The rich and varied details of the thousands of people who made the South End what it is today can't possibly fit in a 126-page volume, but Hope Shannon, the former executive director of the South End Historical Society, has taken a good stab at it. A compendium of a hundred or so mini-biographies of some of those who tried to make the neighborhood a better one, or at least preserve what was good to begin with, the book provides a generously illustrated and factually detailed guide to local history. It is divided in five sections, Lives of service; Creative minds; Neighborhood fabric; Urban establishments and Shaping the built environment. The range of players are reminders of the unusual diversity of ideas and cultures that have influenced this neighborhood from the get-go. But where is the profile about Titus Sparrow, the first black umpire for the US Open, who lived on Durham Street and used to drive around the neighborhood with tennis rackets in his trunk, teaching anyone who was interested how to play?

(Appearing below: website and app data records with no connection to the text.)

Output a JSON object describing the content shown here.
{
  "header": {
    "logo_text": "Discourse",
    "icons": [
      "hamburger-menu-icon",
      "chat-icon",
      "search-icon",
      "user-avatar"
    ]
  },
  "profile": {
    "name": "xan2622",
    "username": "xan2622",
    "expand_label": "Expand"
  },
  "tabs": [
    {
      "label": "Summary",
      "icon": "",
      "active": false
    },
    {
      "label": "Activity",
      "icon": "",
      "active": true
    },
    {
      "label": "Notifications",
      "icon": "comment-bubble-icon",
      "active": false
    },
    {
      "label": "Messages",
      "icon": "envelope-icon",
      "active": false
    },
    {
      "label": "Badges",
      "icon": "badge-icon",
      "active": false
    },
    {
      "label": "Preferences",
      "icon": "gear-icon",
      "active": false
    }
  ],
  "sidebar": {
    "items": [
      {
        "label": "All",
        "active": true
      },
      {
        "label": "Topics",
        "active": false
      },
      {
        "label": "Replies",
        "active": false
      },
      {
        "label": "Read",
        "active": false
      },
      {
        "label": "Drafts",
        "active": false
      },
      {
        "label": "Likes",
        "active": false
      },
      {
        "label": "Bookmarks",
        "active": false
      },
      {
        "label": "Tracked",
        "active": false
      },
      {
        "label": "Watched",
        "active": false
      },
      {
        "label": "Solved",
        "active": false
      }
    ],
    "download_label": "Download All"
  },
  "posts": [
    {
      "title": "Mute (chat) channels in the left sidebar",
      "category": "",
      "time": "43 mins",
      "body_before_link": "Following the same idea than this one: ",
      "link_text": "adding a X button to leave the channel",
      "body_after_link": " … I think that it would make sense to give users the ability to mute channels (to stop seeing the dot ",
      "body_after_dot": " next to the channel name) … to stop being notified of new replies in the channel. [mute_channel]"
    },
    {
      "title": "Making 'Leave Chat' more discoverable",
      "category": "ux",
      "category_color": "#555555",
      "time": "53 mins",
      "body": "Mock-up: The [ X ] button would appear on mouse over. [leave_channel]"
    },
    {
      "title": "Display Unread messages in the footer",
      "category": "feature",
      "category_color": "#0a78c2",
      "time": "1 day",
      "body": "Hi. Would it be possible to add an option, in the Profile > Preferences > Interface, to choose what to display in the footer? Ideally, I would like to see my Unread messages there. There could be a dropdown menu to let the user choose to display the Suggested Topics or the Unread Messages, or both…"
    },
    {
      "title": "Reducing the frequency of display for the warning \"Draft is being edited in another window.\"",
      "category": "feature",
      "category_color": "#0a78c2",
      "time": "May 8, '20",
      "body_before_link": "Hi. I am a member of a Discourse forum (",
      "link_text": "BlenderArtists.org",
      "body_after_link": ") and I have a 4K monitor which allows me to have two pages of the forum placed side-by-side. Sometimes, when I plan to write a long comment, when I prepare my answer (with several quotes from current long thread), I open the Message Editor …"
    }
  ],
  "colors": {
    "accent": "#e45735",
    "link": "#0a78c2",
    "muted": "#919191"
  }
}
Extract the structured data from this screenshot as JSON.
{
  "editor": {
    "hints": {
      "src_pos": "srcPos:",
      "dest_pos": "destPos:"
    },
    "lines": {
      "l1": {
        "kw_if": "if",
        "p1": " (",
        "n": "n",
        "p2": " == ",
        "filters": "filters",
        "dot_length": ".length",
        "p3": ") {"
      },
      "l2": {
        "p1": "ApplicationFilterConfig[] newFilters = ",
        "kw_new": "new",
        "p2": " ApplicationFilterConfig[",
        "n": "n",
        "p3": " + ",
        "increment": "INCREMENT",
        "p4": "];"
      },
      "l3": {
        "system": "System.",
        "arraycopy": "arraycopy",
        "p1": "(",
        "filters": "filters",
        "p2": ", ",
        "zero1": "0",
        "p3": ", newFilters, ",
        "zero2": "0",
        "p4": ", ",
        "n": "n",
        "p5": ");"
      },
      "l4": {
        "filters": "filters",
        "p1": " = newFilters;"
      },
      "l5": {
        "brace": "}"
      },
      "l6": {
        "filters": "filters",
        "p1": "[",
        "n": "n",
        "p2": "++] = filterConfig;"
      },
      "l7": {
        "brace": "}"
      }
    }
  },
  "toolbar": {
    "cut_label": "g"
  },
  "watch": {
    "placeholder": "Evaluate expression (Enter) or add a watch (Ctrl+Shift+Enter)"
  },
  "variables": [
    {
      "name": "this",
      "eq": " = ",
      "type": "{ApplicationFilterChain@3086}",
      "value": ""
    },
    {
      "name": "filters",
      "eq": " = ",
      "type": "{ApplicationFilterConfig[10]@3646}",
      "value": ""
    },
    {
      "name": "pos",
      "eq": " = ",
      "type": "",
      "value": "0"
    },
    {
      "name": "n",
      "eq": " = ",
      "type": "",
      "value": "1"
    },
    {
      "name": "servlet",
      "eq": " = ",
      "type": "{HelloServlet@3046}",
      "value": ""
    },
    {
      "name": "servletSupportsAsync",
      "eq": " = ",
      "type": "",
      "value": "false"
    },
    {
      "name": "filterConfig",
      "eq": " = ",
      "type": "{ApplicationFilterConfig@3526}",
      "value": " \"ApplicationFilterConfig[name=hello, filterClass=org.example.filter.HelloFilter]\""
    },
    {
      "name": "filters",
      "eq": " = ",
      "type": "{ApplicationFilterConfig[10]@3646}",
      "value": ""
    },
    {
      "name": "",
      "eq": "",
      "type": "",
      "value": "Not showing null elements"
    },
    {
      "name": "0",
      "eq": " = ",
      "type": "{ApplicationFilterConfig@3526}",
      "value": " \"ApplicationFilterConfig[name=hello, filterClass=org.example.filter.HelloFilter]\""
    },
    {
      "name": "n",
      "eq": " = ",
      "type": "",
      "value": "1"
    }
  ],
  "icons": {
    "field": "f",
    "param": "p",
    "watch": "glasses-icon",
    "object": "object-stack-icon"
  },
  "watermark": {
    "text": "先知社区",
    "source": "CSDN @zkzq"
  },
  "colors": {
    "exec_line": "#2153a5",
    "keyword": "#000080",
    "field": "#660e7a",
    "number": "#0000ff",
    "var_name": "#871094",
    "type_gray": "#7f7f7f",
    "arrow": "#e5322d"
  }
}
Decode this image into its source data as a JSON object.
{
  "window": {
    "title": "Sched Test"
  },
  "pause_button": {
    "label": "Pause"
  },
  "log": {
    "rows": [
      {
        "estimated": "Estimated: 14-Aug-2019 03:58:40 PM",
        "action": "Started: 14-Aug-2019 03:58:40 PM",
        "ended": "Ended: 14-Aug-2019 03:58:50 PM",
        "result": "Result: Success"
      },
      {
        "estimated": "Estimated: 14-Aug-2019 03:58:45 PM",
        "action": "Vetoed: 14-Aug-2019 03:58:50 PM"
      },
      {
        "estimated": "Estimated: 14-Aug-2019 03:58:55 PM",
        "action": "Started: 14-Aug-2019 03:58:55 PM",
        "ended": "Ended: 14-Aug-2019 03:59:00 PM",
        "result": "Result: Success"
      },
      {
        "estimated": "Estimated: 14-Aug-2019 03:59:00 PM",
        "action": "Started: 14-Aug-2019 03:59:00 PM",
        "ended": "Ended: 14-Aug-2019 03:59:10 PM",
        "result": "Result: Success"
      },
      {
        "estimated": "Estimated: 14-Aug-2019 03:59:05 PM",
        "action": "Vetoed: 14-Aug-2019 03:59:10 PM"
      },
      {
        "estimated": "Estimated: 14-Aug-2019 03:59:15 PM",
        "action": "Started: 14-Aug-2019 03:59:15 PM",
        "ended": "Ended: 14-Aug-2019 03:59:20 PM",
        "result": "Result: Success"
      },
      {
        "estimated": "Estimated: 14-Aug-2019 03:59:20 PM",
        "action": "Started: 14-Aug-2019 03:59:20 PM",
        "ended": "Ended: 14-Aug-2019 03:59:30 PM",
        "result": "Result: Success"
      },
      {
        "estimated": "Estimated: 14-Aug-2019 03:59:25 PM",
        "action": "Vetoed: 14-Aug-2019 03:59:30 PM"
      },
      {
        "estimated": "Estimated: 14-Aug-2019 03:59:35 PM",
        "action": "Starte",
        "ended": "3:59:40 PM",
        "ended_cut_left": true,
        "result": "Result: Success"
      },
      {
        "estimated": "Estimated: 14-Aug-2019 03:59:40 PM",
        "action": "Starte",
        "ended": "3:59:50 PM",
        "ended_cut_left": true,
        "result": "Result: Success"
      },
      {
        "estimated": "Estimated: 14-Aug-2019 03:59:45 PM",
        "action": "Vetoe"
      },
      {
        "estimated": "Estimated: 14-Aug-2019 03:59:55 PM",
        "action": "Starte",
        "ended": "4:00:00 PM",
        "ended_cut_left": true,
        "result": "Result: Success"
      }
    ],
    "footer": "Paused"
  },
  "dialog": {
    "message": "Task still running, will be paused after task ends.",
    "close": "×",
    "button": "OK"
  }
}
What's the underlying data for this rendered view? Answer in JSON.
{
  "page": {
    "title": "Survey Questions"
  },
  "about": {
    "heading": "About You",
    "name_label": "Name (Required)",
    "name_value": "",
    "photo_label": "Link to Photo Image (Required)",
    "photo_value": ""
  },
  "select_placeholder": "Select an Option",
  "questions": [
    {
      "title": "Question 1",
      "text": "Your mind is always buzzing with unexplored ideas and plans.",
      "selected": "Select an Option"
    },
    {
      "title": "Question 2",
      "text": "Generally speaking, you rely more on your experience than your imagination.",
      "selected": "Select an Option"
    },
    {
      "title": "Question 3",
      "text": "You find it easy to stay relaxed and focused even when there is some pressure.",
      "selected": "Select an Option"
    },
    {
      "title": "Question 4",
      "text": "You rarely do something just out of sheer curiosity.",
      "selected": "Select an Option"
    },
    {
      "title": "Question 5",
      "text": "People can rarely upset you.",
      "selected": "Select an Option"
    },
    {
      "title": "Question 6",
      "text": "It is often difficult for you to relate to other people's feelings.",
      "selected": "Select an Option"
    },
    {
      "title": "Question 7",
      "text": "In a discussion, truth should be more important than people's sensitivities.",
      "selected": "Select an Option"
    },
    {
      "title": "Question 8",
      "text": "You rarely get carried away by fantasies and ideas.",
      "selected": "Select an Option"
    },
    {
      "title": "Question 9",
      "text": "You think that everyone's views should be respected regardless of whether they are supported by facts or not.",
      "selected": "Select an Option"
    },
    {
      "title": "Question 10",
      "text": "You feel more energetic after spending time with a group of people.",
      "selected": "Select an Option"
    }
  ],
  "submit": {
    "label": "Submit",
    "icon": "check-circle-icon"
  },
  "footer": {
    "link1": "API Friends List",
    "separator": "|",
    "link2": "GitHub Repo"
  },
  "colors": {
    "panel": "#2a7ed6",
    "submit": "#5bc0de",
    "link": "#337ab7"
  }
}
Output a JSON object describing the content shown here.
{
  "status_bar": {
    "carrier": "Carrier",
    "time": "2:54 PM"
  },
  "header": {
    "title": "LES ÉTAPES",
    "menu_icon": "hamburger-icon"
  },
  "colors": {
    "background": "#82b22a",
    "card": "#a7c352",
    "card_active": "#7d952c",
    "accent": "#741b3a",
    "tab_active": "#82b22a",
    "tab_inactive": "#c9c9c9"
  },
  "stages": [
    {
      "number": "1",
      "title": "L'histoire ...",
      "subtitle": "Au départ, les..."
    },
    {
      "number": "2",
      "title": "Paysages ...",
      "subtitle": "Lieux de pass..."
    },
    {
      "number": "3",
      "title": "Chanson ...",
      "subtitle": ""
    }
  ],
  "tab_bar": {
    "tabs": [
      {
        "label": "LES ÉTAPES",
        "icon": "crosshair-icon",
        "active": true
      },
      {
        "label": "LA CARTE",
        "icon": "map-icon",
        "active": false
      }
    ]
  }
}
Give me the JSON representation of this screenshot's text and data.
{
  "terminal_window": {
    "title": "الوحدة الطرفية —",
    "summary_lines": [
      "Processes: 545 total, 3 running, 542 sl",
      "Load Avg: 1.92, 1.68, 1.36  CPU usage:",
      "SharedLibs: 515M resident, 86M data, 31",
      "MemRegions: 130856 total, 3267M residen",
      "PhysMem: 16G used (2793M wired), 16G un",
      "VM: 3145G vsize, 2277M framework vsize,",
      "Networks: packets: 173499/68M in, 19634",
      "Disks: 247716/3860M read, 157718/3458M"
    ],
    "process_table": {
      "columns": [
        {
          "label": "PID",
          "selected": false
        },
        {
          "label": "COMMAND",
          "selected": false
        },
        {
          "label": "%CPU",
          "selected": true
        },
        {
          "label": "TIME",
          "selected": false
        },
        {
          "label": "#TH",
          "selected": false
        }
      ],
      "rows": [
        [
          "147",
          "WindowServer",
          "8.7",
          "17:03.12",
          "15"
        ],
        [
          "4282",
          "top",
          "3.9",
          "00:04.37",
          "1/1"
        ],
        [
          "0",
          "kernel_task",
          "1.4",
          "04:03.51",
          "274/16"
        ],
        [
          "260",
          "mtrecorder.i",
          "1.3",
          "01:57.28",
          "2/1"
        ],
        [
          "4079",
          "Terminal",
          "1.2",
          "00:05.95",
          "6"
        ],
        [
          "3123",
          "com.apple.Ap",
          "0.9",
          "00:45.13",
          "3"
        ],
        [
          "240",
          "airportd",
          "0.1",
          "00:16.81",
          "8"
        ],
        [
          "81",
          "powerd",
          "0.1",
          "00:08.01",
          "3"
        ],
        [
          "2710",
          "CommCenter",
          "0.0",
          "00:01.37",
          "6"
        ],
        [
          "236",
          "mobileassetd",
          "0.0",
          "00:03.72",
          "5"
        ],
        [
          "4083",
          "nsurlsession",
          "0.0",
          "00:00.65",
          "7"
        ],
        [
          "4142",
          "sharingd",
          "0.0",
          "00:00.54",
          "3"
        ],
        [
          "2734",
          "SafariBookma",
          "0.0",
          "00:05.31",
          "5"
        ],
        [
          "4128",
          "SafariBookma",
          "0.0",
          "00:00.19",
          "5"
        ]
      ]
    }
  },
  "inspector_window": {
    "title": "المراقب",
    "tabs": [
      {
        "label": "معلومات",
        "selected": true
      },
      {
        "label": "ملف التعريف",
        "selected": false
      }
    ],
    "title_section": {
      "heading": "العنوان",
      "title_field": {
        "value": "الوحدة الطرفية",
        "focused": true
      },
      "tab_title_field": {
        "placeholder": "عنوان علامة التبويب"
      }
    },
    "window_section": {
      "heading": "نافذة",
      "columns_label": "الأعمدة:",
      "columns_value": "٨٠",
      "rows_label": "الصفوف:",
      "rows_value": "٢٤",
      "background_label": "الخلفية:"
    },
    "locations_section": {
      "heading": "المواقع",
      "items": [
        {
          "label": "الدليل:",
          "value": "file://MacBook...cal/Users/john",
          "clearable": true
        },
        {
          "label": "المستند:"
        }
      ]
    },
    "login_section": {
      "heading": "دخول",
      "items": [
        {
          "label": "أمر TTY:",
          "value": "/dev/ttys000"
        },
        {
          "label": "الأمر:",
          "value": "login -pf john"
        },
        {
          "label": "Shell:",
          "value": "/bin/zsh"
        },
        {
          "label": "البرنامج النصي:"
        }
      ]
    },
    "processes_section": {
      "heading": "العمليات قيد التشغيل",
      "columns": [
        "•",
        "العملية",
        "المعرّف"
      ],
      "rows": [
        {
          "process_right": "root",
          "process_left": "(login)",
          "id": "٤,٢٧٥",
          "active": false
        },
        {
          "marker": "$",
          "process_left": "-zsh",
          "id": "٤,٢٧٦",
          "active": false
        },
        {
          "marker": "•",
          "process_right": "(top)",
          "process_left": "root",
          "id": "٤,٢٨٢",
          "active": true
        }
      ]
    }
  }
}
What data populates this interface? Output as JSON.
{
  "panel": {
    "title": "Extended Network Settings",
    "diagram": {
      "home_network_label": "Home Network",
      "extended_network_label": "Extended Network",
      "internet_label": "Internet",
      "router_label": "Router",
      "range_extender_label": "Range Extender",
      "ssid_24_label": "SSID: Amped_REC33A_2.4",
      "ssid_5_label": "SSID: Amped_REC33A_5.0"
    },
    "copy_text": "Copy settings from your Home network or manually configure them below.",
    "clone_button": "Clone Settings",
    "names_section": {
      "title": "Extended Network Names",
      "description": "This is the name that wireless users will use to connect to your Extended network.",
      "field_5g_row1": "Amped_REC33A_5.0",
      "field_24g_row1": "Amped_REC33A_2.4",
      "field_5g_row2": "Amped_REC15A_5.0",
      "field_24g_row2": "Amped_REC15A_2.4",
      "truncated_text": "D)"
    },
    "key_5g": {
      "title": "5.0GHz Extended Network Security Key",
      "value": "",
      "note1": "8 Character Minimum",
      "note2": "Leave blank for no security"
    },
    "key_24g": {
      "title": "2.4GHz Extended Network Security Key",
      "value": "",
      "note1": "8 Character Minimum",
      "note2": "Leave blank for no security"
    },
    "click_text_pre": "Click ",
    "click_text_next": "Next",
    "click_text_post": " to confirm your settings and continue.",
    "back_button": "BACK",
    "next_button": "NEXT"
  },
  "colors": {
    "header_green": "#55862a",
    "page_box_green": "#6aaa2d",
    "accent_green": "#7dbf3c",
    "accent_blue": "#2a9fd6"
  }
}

One of the best parks in the South End was named after him. Or a description of Eleanor Strong, the erudite environmental gadfly and eccentric-on-a-bicycle who advocated for green space, recycling and pick-up-your-dog's-poop way back when before it was generally accepted mantra? These and other questions will be yours to ask on Tuesday, May 27 at 6:30 PM when Shannon will talk at the South End library about her work.
Local authors usually bring in a strong crowd and seating, while free, is limited. Copies of the book will be available for sale. The library is fully handicapped accessible.
The final reading of the 2013-2014 authors series will be on:
Tuesday, June 10:
William Landay, award-winning author of crime fiction including the New York Times bestseller Defending Jacob, The Strangler and Mission Flats.